9 We claim: 1. A compound of the formula:
H /R1 .ARC=NN l $03M) R2 wherein alkyl SO 3M wherein M is selected from the group consisting of hydrogen, Group I metals, ammonium and amine.
3. A compound of the formula:
H C =NN SO aM alkyl 10 wherein M is selected from the group consisting of hydrogen, Group I metals, ammonium and amine.
4. A compound of the formula:
CH2 SOaM wherein M is selected from the group consisting of hydrogen, Group I metals, ammonium and amine.
5. A compound of the formula:
CH3 SOaNa 6. A compound of the formula:
H /CH3 C=N-N References Cited UNITED STATES PATENTS 2,748,021 5/1956 Van Allan 260510 2,818,367 12/1957 Jaworski et a1. 167-42 3,058,886 10/1962 Kreps 16790 0 LORRAINE A. WEINBERGER, Primary Examiner. M. WEBSTER, Assistant Examiner.

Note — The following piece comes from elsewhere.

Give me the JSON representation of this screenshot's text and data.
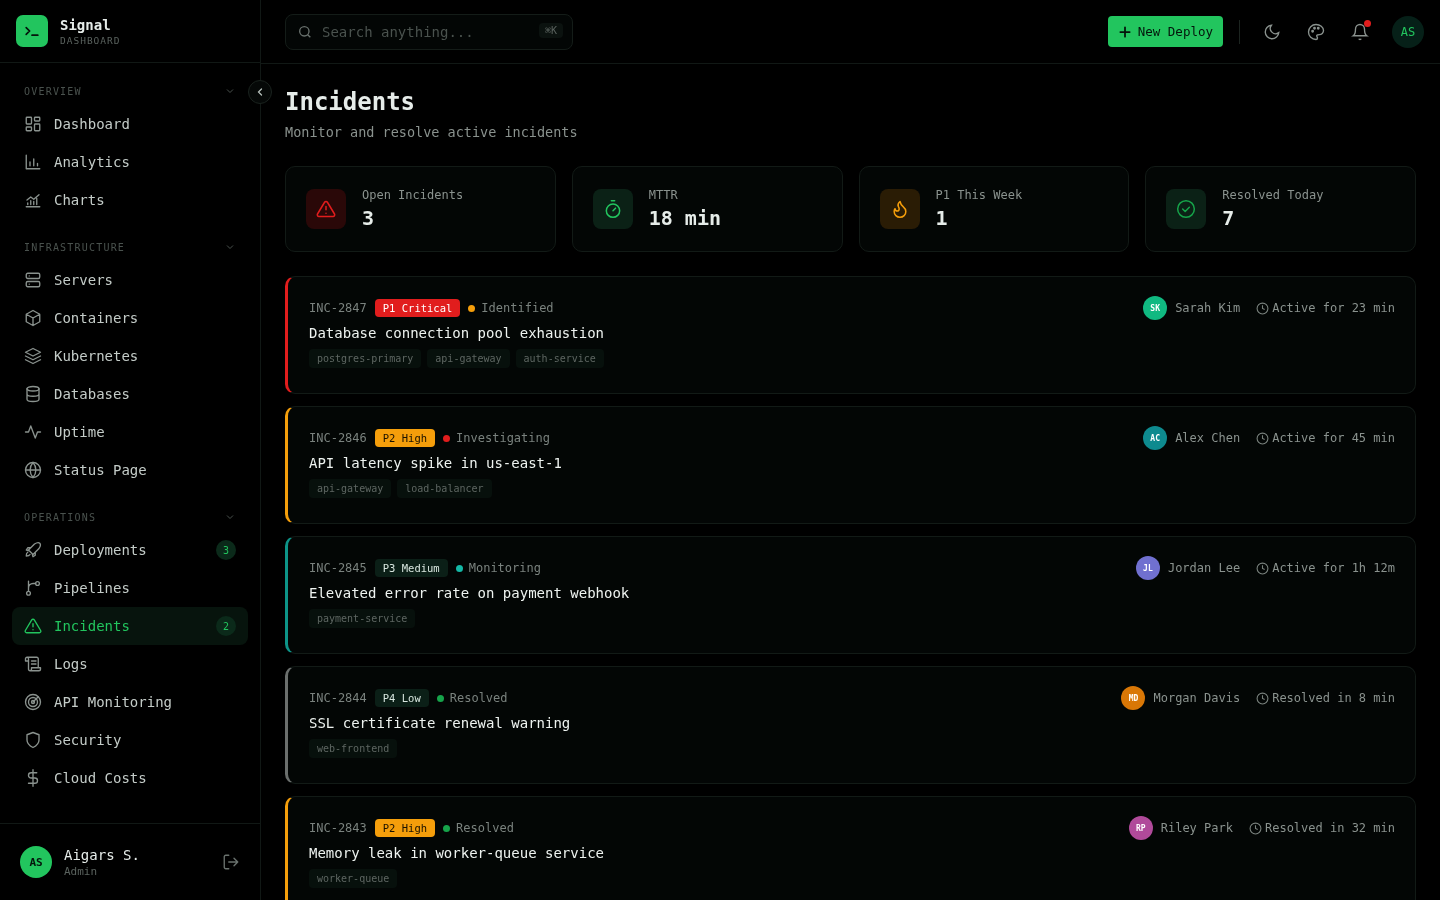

UNITED STATES PATENT OFFICE CERTIFICATE OF CORRECTION Patent No. 3,375,271 March 26, 1968 Sigmund C. Catino et al.
It is certified that error appears in the above identified patent and that said Letters Patent are hereby corrected as shown below:
Column 1, lines 9 to 16, that portion of the formula reading R should read R folumn 7, line 25, "30" should read 3R Signed and sealed this 24th day of March 1970.
Edward M. Fletcher, Jr. WILLIAM E. SCHUYLER, JR.
testing Officer Commissioner of Patents
|Cited Patent||Filing date||Publication date||Applicant||Title|
|US2748021 *||Jun 24, 1953||May 29, 1956||Eastman Kodak Co||Solubilized benzal derivatives of alpha-methyl-alpha-phenyl hydrazines and ultraviolet radiation absorbing products thereof|
|US2818367 *||Sep 21, 1954||Dec 31, 1957||Monsanto Chemicals||Method of inhibiting cereal plant rust with phenylhydrazones|
|US3058886 *||Aug 20, 1957||Oct 16, 1962||Dyk & Company Inc Van||Skin-protecting sunscreening process|
|Citing Patent||Filing date||Publication date||Applicant||Title|
|US3923681 *||Apr 22, 1974||Dec 2, 1975||Westwood Pharmaceuticals Inc||Imidazole-thio semi-carbazone sunscreen agents|
|US4699779 *||Feb 18, 1986||Oct 13, 1987||Victor Palinczar||Waterproof sunscreen compositions|
|US4980373 *||Aug 18, 1989||Dec 25, 1990||Sumitomo Chemical Company, Limited||Hydrazone compound and production therefor, and an insecticidal composition containing the same|
|EP0026040A1 *||Aug 11, 1980||Apr 1, 1981||Fbc Limited||Substituted benzophenone hydrazones, pesticidal compositions containing them and method of combating pests|
|EP0355832A1 *||Aug 24, 1989||Feb 28, 1990||Sumitomo Chemical Company, Limited||A hydrazone compound and production therefor, and an insecticidal composition containing the same|
|U.S. Classification||562/67, 558/413, 558/409, 558/408, 560/13, 424/59|
|International Classification||A61Q17/04, A61K8/30, A61K8/46|
|Cooperative Classification||A61Q17/04, A61K8/466|
|European Classification||A61Q17/04, A61K8/46F|